Galaxy forms raptured stars: Left Behind

Contributed by
Sep 20, 2007
<?xml encoding="utf-8" ?>

Astronomers have found a galaxy forming stars in a long tail behind it. The stars are being left behind as the galaxy plows through a galaxy cluster.

Coooool. The image is a composite of an X-ray observation (purple, from Chandra), an image that detects hydrogen gas (red) and an image of plain ol' optical light (white; red and white from the Southern Astrophysical Research telescope in Chile). The galaxy is a member of a cluster of galaxies called Abell 3627. The galaxies in the cluster all orbit the cluster center of mass, usually at pretty high speed. The cluster has lots of hot gas in between the galaxies, and as they move through it they ram into it. Any gas in the galaxy itself can get stripped off by this ram pressure, where it will merge with the gas between the galaxies.

Any given galaxy plowing through all that crap will leave behind a tail of gas as does. The galaxy in question -- poetically named ESO 137-001 -- is doing just that. The purple in the image shows the gas being heated to millions of degrees by shock waves as the galaxy does the Superman thing through the cluster (in fact, I see what looks a little like a bow front off the galaxy in white light, which is interesting, but may not be real). The tail is about 200,000 light years long-- twice the size of our own Milky Way Galaxy.

But what happens to the gas as it's stripped off? The pressure from the collision with the intergalactic gas will compress it, and when you compress gas, you get stars forming. The galaxy is too far away (220 million light years) to detect individual stars directly. However, as massive stars form from the cooling gas they ionize it, and that can easily be detected: the red color shows that. There are 29 detected areas where the cooler gas is ionized, and these indicate sites of star formation.

We know that these regions are not just hot gas because they are clumped; the superhot X-ray emitting gas is more evenly distributed, and you wouldn't expect the kind of emission seen in red by that kind of gas.

This means that the galaxy is actively forming stars, but they're orphans!

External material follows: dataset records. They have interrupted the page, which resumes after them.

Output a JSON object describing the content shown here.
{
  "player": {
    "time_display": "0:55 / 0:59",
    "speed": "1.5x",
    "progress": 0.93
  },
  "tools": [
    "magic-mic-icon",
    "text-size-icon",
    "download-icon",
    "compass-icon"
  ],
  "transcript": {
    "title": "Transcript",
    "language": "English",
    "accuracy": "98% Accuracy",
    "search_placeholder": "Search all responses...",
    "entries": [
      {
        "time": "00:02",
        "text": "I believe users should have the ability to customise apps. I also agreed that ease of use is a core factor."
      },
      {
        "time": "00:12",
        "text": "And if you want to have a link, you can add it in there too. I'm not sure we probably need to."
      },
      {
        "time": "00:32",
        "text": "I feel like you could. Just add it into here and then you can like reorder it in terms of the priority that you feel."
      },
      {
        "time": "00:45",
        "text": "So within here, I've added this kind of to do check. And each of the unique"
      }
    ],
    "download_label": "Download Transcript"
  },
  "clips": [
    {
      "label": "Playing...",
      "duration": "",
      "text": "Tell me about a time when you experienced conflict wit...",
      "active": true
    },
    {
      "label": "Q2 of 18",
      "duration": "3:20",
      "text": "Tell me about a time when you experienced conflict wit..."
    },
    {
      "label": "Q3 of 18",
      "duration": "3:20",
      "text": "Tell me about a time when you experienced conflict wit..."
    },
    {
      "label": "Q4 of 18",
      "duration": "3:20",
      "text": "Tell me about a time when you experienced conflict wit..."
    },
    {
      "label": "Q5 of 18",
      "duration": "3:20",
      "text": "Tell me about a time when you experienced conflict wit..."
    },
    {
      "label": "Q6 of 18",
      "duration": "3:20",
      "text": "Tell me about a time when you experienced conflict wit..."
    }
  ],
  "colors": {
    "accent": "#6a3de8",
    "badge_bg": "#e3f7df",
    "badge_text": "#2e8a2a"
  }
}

They aren't gravitationally bound to the galaxy. Over time, the stars formed will move apart, and are doomed to wander the space between galaxies in the cluster. It's pretty lonely out there, with gaps of hundreds of thousands of light years between galaxies (the nearest star to the Sun is just over 4 light years away).

If planets form around those stars -- and there's no reason I can think of that that wouldn't happen -- then the view would be amazing: hundreds, maybe thousands of galaxies in the sky, glowing like ghosts, apparitions in an otherwise smooth black vista, unbroken by any other stars. If there are a few other stars nearby, perhaps siblings, then that would only punctuate the emptiness of the region.

That would be pretty cool to see, but I think I like our sky better. We get to see galaxies easily enough (like Andromeda, or the Magellanic Clouds, all of which are relatively easy to spot with the unaided eye) and we get stars too. Things are more crowded here, but there's still plenty of room to breathe.